PROBLEM TO SOLVE:
Using the records that follow, copy every line containing the word "http".

++++++++++

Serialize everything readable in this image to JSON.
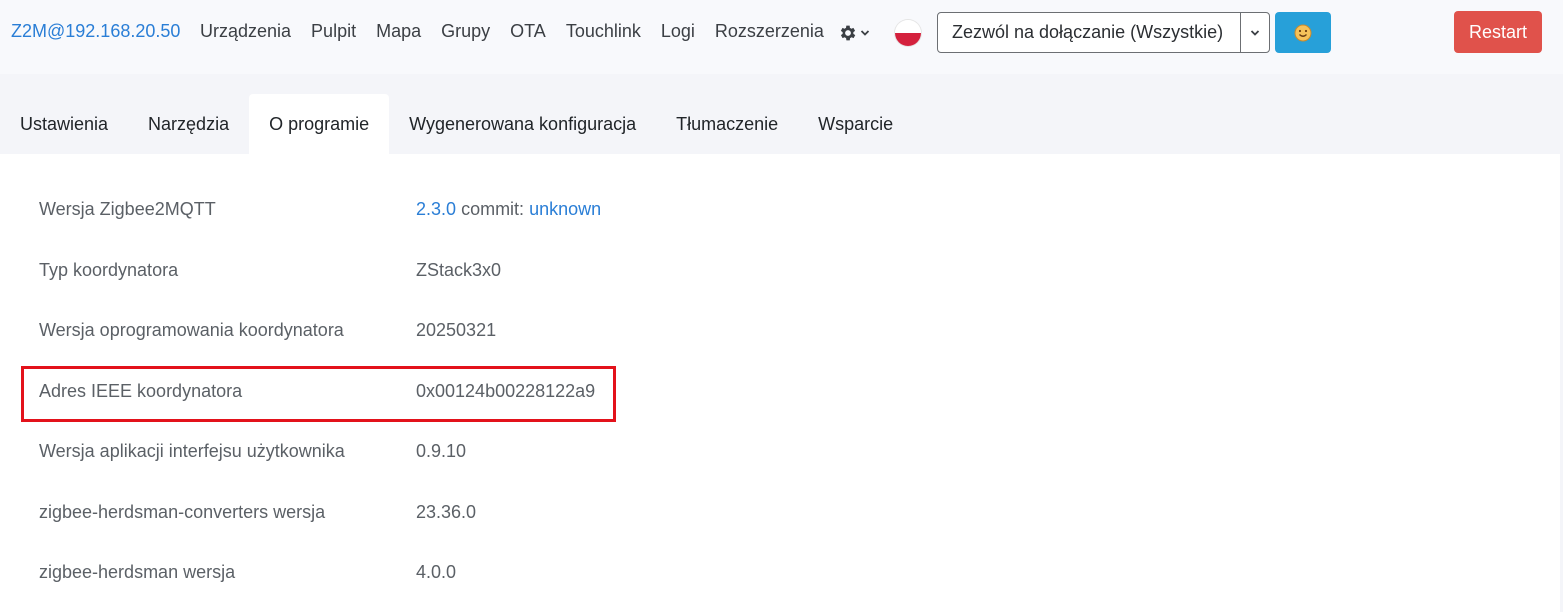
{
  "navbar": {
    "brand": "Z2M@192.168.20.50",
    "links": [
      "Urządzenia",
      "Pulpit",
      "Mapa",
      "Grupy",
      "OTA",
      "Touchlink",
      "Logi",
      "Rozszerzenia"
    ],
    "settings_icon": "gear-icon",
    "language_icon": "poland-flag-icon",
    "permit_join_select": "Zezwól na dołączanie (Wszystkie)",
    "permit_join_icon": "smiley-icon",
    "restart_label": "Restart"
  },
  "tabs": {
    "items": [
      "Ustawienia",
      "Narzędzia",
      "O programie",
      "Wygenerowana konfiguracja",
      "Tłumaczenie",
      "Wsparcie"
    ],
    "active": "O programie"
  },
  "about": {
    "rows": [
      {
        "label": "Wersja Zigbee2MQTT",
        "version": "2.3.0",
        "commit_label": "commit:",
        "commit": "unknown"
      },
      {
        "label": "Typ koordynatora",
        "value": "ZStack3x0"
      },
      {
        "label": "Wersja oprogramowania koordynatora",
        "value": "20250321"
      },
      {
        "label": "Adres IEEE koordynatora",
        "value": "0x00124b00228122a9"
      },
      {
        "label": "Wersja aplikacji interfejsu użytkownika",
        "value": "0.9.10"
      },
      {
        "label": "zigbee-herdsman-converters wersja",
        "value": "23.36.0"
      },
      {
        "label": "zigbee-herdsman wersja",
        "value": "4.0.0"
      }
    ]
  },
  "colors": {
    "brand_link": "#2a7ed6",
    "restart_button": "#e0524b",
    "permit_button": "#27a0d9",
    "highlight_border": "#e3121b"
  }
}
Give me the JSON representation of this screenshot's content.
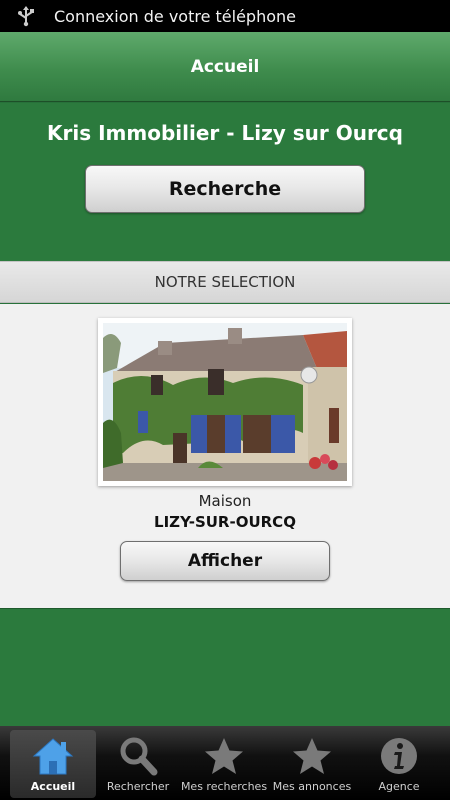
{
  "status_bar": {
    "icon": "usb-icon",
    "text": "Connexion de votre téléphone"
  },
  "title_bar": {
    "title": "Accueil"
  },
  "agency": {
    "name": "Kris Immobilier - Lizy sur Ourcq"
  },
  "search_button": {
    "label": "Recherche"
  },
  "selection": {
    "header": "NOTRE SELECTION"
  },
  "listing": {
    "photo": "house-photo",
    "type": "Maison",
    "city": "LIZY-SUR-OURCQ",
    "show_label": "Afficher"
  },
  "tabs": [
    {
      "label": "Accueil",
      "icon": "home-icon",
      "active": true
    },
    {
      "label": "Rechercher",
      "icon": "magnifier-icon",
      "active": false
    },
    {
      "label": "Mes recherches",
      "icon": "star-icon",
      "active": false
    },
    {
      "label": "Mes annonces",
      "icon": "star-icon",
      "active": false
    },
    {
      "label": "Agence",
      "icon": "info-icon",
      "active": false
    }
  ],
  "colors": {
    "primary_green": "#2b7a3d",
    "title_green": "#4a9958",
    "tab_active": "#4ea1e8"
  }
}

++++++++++

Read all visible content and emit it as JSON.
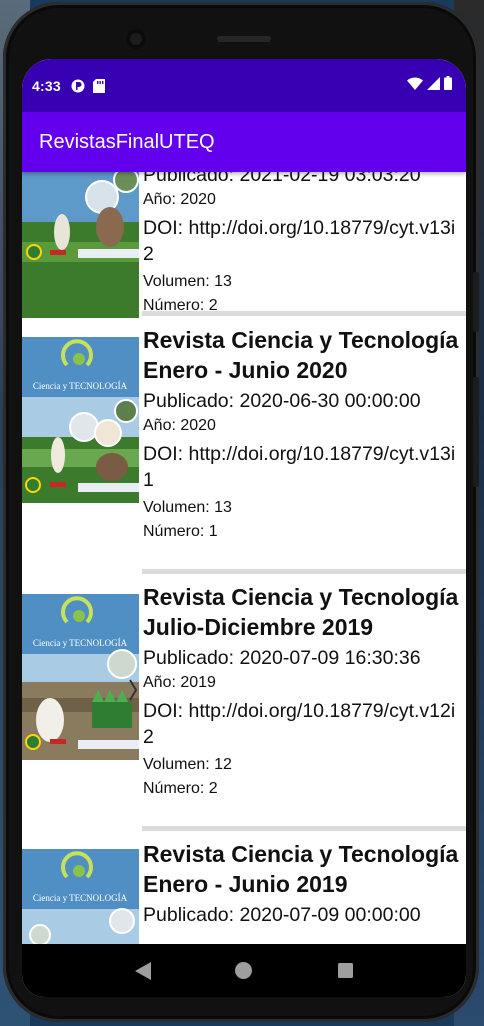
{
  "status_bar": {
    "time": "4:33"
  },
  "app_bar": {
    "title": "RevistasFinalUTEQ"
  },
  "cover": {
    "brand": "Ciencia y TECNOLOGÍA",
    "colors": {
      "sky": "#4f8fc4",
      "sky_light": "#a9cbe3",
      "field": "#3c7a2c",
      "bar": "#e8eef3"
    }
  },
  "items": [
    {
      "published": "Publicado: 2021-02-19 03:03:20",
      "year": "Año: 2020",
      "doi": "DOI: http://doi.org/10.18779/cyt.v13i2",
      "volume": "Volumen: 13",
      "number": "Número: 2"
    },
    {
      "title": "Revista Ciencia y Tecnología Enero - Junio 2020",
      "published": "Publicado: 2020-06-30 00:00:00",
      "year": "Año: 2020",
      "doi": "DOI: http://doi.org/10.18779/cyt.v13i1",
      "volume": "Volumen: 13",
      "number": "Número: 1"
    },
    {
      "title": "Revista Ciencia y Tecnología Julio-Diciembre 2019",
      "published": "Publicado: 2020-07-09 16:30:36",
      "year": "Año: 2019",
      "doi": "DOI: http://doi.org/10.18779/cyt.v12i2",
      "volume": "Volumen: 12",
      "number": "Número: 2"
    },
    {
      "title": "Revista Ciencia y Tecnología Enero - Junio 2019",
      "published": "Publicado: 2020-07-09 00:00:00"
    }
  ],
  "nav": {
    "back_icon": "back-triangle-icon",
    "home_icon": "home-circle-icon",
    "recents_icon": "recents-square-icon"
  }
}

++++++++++

RESULT:
      "doi": "DOI: http://doi.org/10.18779/cyt.v13i2",
      "doi": "DOI: http://doi.org/10.18779/cyt.v13i1",
      "doi": "DOI: http://doi.org/10.18779/cyt.v12i2",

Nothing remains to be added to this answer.